Today is Friday, May 16, the 136th day of 2014. There are 229 days left in the year.
On this date in:
1763: The English lexicographer, author and wit Samuel Johnson first meets his future biographer, James Boswell.
1770: Marie Antoinette, age 14, marries the future King Louis XVI of France, who is 15.
1868: The U.S. Senate fails by one vote to convict President Andrew Johnson as it takes its first ballot on the 11 articles of impeachment against him.
1920: Joan of Arc is canonized by Pope Benedict XV.
1929: The first Academy Awards are presented. “Wings” wins “best production,” while Emil Jannings and Janet Gaynor are named best actor and best actress.
1939: The federal government begins its first food-stamp program in Rochester, N.Y.
1943: The nearly month-long Warsaw Ghetto Uprising ends as German forces crush the Jewish resistance and blow up the Great Synagogue.
1948: CBS News correspondent George Polk, who has been covering the Greek civil war between communist and nationalist forces, is found slain in Salonika Harbor.
1963: Associated Press correspondent William N. Oatis is released by communist authorities in Czechoslovakia, where he had been imprisoned for two years after being forced to confess to espionage while working as the AP’s Prague bureau chief.
1961: Park Chung-hee seizes power in South Korea in a military coup.
1974: Former U.S. Attorney General Richard G. Kleindienst pleads guilty to failing to testify fully at his Senate confirmation hearing about an investigation of International Telephone & Telegraph Corp.; he is fined $100 and given a suspended 30-day sentence.
1984: Comedian Andy Kaufman dies in Los Angeles at age 35.
1989: During his visit to Beijing, Soviet President Mikhail S. Gorbachev meets with Chinese leader Deng Xiaoping, formally ending a 30-year rift between the two Communist powers.
2004: The Bush administration announces a new initiative to speed up the approval process for new combination AIDS drugs designed to bring cheap, easy-to-use treatment to millions of people in Africa and the Caribbean.
2009: The ruling Congress party sweeps to a resounding victory in India’s huge national elections.
1989: The Mill Creek Metropolitan Park District may assume control of the Mahoning County Experimental Farm and build an educational center there.
Youngstown city officials say the North Side Pool will be open with tightened security to banish troublemakers and to convince residents that the pool is a safe place.
Canfield residents express concern over plans to widen U.S. Route 224, saying it endangers the historic character of Main Street.
1974: Teachers at the Brookfield Local School District strike after rejecting the school board’s offer of a $750 across- the-board increase. The Brookfield Federation of Teachers is seeking a $1,100 increase in the base salary of $7,000.

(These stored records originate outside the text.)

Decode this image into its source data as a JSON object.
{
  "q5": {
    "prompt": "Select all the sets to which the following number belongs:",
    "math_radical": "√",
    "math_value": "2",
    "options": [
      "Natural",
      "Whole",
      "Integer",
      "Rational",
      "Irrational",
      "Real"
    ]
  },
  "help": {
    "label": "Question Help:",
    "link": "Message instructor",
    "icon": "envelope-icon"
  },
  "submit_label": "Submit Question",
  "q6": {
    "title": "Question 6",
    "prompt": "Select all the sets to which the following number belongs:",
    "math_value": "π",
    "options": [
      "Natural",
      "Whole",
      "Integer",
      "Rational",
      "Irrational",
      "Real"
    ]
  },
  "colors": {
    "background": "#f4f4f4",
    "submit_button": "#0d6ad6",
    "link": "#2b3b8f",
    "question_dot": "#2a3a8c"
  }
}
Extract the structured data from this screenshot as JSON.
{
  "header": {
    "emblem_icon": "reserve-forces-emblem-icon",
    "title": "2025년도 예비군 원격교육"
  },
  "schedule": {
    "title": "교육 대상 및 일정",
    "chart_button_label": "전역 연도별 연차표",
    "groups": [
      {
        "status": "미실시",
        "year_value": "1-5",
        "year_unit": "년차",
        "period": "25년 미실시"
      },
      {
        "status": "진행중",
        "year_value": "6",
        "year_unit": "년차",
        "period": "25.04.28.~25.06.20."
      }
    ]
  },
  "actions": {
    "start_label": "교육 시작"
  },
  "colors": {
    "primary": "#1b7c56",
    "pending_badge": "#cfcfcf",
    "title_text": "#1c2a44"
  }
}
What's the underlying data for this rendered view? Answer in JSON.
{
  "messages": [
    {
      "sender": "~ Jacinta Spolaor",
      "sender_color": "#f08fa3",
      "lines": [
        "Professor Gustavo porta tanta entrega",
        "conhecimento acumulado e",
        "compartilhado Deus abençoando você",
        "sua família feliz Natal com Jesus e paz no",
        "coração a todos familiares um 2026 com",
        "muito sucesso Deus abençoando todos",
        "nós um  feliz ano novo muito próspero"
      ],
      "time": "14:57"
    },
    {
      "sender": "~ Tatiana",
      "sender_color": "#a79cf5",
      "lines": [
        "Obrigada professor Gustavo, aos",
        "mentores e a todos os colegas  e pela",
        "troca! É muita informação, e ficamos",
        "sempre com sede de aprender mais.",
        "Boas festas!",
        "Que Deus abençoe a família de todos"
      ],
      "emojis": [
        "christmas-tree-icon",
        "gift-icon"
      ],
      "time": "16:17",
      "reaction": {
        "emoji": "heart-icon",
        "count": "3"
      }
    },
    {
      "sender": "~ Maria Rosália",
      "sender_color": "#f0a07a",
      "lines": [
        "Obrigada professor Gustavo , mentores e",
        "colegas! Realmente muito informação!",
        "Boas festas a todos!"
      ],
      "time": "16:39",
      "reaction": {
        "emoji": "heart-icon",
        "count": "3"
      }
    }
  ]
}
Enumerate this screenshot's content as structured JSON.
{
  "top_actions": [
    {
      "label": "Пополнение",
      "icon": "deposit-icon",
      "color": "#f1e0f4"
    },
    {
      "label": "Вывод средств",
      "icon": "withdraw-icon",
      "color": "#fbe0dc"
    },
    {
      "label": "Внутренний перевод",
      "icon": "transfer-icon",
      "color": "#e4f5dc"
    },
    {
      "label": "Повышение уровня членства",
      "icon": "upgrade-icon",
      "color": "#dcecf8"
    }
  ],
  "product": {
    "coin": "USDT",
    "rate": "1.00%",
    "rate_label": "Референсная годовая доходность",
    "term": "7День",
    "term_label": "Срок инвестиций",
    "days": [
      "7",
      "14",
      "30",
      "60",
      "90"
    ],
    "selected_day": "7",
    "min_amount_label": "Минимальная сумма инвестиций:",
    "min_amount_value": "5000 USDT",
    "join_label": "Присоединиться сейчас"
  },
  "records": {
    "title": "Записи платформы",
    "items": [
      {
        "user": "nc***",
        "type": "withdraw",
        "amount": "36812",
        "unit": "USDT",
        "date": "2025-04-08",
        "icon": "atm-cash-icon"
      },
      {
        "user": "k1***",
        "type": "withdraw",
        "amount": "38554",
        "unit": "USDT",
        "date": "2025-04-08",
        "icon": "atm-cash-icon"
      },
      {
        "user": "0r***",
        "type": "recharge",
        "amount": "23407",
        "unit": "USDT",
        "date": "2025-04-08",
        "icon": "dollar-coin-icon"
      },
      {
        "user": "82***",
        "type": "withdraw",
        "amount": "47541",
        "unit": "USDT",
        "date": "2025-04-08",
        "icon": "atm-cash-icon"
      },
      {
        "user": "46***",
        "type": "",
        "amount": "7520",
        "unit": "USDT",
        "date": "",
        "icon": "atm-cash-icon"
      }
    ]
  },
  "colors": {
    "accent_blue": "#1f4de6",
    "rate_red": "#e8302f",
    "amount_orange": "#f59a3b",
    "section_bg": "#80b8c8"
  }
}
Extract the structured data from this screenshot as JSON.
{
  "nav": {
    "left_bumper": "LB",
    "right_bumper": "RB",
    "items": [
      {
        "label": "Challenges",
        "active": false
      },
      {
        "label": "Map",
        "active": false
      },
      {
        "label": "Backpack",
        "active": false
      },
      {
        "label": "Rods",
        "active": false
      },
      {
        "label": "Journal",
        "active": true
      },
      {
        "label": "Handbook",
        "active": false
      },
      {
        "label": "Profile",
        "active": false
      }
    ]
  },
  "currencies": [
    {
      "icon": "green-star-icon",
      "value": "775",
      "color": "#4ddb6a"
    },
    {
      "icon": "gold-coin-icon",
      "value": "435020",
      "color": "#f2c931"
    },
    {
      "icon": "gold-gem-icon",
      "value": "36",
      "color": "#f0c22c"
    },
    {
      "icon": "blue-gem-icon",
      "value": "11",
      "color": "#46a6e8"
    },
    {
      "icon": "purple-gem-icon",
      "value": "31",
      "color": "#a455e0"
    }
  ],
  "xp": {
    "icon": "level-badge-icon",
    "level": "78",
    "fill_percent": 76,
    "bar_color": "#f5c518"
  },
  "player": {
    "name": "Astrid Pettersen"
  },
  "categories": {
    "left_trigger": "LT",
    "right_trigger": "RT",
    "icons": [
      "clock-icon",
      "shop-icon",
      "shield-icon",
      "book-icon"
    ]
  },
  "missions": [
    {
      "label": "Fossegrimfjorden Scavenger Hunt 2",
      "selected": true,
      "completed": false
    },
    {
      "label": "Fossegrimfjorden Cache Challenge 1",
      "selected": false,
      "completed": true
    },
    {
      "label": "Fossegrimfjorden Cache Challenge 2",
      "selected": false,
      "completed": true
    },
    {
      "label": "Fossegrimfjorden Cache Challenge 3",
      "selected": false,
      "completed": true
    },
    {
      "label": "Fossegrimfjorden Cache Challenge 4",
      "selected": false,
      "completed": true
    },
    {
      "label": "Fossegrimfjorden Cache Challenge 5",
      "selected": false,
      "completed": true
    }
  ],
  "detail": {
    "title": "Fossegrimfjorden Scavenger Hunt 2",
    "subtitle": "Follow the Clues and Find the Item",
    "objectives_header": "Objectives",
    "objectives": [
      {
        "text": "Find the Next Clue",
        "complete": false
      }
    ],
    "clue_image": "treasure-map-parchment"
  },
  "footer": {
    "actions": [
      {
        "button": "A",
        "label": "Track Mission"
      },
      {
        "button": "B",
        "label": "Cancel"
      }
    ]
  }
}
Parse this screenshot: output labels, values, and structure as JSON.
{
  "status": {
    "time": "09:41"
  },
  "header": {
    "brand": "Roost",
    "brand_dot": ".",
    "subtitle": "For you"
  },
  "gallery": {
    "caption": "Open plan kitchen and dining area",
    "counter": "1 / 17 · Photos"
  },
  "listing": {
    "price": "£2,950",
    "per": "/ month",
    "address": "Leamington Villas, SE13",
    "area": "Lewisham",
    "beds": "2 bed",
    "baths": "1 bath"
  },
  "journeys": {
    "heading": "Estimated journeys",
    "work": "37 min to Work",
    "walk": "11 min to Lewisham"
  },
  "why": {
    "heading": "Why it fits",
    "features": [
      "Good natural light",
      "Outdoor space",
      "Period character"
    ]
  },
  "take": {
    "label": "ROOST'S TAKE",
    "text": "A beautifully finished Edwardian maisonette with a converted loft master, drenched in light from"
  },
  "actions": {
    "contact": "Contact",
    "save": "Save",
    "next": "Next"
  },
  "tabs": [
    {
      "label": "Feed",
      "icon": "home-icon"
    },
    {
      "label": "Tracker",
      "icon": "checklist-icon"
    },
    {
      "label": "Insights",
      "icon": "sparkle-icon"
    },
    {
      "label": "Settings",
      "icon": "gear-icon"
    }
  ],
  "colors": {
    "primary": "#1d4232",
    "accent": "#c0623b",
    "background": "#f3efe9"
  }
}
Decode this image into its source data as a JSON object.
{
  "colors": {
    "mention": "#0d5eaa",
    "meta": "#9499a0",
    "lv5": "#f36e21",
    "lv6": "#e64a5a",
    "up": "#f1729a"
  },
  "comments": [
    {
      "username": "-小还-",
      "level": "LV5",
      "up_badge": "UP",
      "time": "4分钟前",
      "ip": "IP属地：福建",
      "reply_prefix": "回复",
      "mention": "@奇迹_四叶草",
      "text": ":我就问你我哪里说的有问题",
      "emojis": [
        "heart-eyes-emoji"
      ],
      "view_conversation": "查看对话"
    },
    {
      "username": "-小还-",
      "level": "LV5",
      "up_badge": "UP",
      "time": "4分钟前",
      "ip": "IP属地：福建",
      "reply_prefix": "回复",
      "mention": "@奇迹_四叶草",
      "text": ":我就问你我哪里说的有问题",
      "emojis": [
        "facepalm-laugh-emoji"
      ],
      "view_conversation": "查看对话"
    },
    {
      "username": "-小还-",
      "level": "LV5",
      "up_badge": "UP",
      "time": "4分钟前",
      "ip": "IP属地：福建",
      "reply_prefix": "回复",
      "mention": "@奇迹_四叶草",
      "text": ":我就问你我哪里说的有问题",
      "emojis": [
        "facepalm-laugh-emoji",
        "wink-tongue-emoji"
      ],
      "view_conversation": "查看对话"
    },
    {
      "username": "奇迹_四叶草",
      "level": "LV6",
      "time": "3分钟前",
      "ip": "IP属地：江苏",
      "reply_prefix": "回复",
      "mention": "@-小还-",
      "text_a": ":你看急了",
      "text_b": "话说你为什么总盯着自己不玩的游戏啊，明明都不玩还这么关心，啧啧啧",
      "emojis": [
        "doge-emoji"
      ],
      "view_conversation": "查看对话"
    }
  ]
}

Struthers patrolmen Larry Edwards, Dean Phillips and Donald Clement interrupt a robbery at the Friendly Tavern and rescue owner Paul DeLost, who was being held by one robber with a gun aimed at his head. The robber dropped the gun when confronted by police.
Students in the top 1 percent of Youngstown State University’s six schools and colleges are honored at the 15th annual Honors Convocation at Kilcawley Center. Evelyn Kun of Youngstown and Peter Joy of Girard are honored as best all-around students.
1964: Vandals enter the Modern Builders Supply Inc. at 810-16 Andrews Ave., damage office equipment and set fire to the two-story building, causing $2,000 in damage.
About 400 members of the 3,000-member Carpenters District Council enter the second week of their strike against the Builders Association of the Mahoning Valley. Most of the carpenters are continuing to work under contracts reached with 100 independent contractors.
Youngstown Mayor Anthony B. Flask asks United Air Lines to improve its air service at the Youngstown Municipal Airport, particularly to Detroit and Washington.
1939: A jury of 10 men and two women is seated in the trial of Norman W. Smith, accused of killing three people in North Lima. The jurors are Mary Bennington, Harry Burt Haas, Arala Eastman, Michael Kohl, Howard C. Dunkle, Joseph Simons, James F. Carroll, Gordon R. Howard, Beulah Paden, Randall Williams, Harry A. Hutchinson, Marshal Brose and Carl B. Quinn.
The Ohio Senate’s commerce and labor committee kills a bill passed by the House prohibiting women from mixing or pouring drinks behind bars or doing other work customarily done by bartenders.
The Limoges China Co. at Sebring is completely closed with 725 union employees walking out in protest against the hiring of a member of the technical staff from a non-union shop in Mount Clemens, Mich.